The Bible is more than oral tradition, and because of that we have relied upon scribes to transmit that text from one generation to the next. But scribes need not be rote copyists, because each finds inspiration both in the verses that they reproduce and in the creative act which engages their talent and imagination. In common with the Book of Kells and other biblical manuscripts, The Saint John's Bible brings the word of God to life on a page, and it speaks to a religious vision of the 21st century.

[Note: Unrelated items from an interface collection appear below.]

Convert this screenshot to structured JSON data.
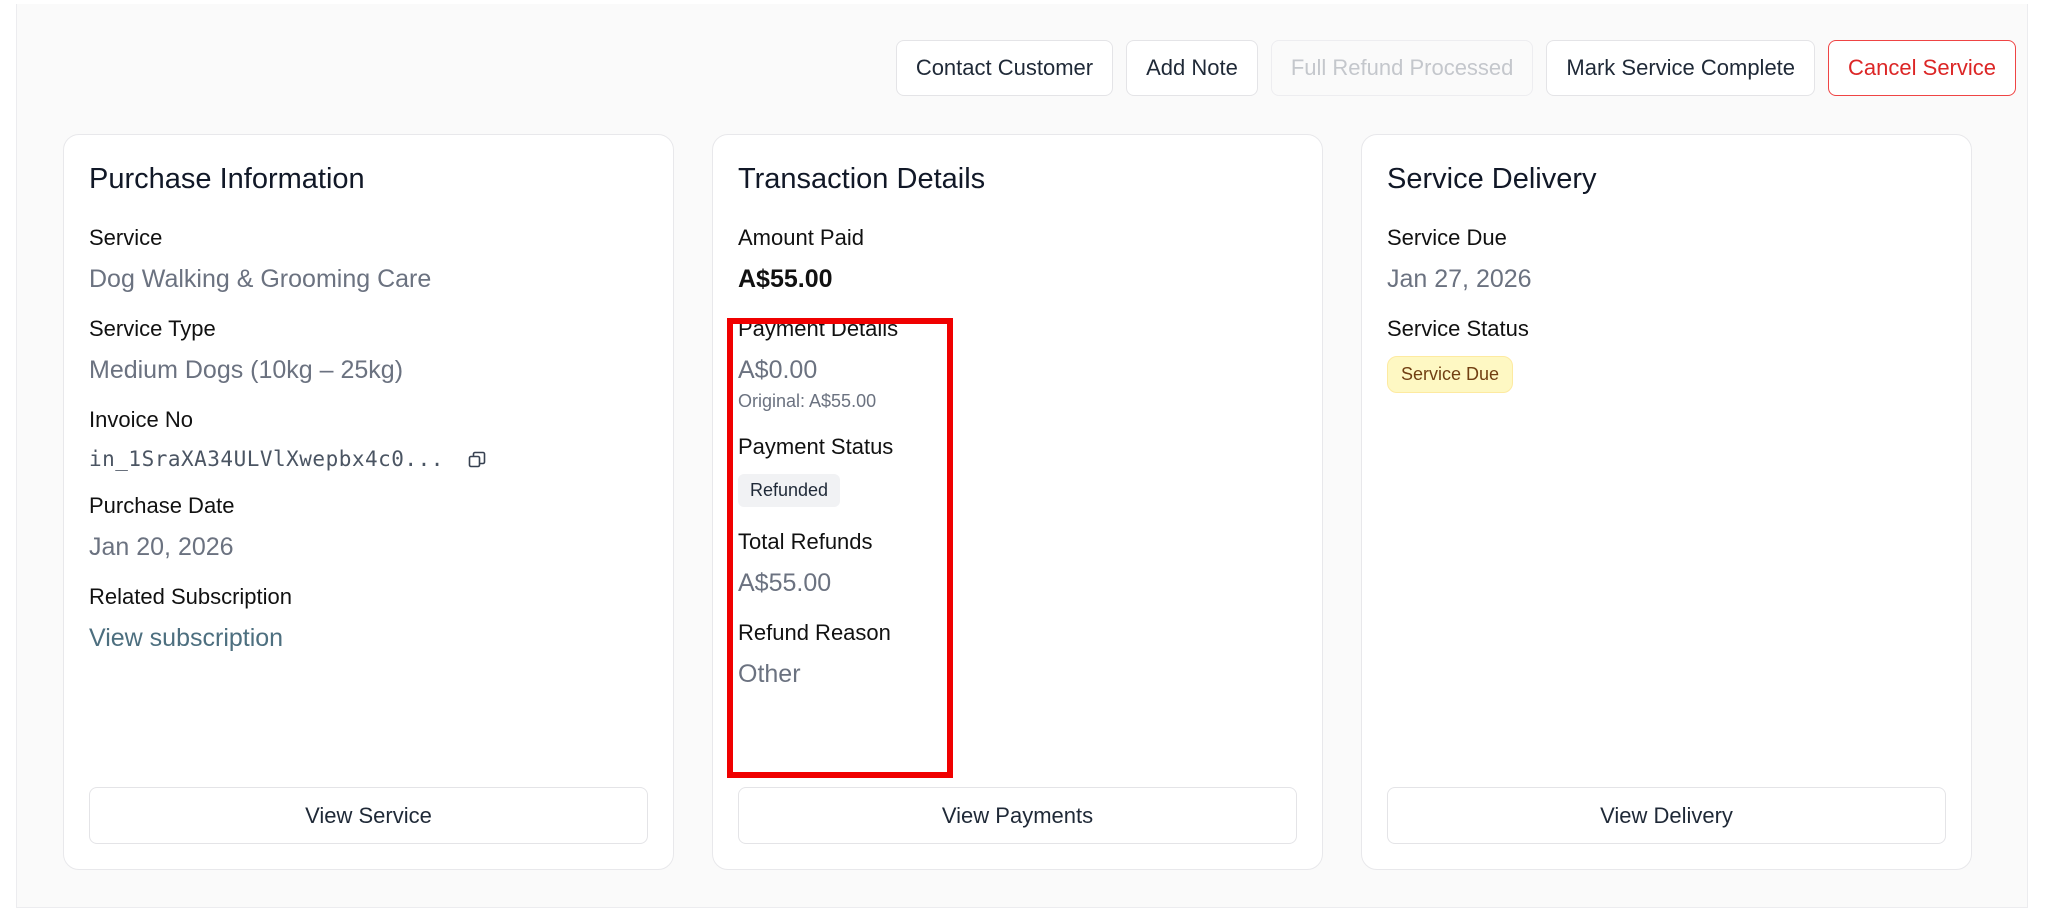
{
  "actions": {
    "contact_customer": "Contact Customer",
    "add_note": "Add Note",
    "full_refund": "Full Refund Processed",
    "mark_complete": "Mark Service Complete",
    "cancel_service": "Cancel Service"
  },
  "purchase": {
    "title": "Purchase Information",
    "service_label": "Service",
    "service_value": "Dog Walking & Grooming Care",
    "type_label": "Service Type",
    "type_value": "Medium Dogs (10kg – 25kg)",
    "invoice_label": "Invoice No",
    "invoice_value": "in_1SraXA34ULVlXwepbx4c0...",
    "date_label": "Purchase Date",
    "date_value": "Jan 20, 2026",
    "subscription_label": "Related Subscription",
    "subscription_link": "View subscription",
    "button": "View Service"
  },
  "transaction": {
    "title": "Transaction Details",
    "amount_label": "Amount Paid",
    "amount_value": "A$55.00",
    "payment_details_label": "Payment Details",
    "payment_details_value": "A$0.00",
    "payment_details_original": "Original: A$55.00",
    "payment_status_label": "Payment Status",
    "payment_status_value": "Refunded",
    "total_refunds_label": "Total Refunds",
    "total_refunds_value": "A$55.00",
    "refund_reason_label": "Refund Reason",
    "refund_reason_value": "Other",
    "button": "View Payments"
  },
  "delivery": {
    "title": "Service Delivery",
    "due_label": "Service Due",
    "due_value": "Jan 27, 2026",
    "status_label": "Service Status",
    "status_value": "Service Due",
    "button": "View Delivery"
  },
  "colors": {
    "highlight": "#f00000",
    "danger": "#dc2626",
    "link": "#4d6f7f",
    "status_due_bg": "#fef8c3"
  },
  "icons": {
    "invoice_copy": "copy-icon"
  }
}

Fr. Eric Hollas, O.S.B., is a Benedictine monk and priest of Saint John's Abbey in Collegeville, MN. He was born in Oklahoma City, and he received his B.A. in history at Princeton University in 1971. Following seminary studies at Saint John's, he received the Ph.D. in medieval studies at Yale University. His special interests include the history of Spain in the Middle Ages, the history of monasticism in medieval Europe, and the history of the book. He is a member of the Medieval Academy of America and The Grolier Club in New York. He serves as a chaplain in the Western Association of the Order of Malta, as well as in the Order of the Holy Sepulchre. Since 1980 he has been a member of the faculty of the School of Theology and Department of Theology at Saint John's University in Minnesota, and for nine years (1993-2002) he served as the executive director of the Hill Museum & Manuscript Library at Saint John's University. Following his term at HMML, he was named Senior Associate for Arts & Cultural Affairs at Saint John's University. Among his many activities, Fr. Eric was instrumental in initiating The Saint John's Bible, a project in which the monks of Saint John's have commissioned Donald Jackson, scribe to the Queen of England, to create a hand-written and illuminated Bible.